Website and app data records
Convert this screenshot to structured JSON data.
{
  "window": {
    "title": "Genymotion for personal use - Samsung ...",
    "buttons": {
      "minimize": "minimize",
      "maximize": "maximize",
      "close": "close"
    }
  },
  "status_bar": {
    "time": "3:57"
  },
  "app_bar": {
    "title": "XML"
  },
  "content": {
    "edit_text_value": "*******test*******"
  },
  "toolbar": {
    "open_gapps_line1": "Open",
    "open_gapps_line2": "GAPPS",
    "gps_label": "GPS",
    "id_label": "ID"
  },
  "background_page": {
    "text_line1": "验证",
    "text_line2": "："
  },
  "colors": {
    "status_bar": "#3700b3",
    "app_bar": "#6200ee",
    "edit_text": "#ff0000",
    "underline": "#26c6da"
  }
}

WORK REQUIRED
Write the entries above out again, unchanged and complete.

SOLUTION TO THIS PROBLEM
Convert this screenshot to structured JSON data.
{
  "window": {
    "title": "Genymotion for personal use - Samsung ...",
    "buttons": {
      "minimize": "minimize",
      "maximize": "maximize",
      "close": "close"
    }
  },
  "status_bar": {
    "time": "3:57"
  },
  "app_bar": {
    "title": "XML"
  },
  "content": {
    "edit_text_value": "*******test*******"
  },
  "toolbar": {
    "open_gapps_line1": "Open",
    "open_gapps_line2": "GAPPS",
    "gps_label": "GPS",
    "id_label": "ID"
  },
  "background_page": {
    "text_line1": "验证",
    "text_line2": "："
  },
  "colors": {
    "status_bar": "#3700b3",
    "app_bar": "#6200ee",
    "edit_text": "#ff0000",
    "underline": "#26c6da"
  }
}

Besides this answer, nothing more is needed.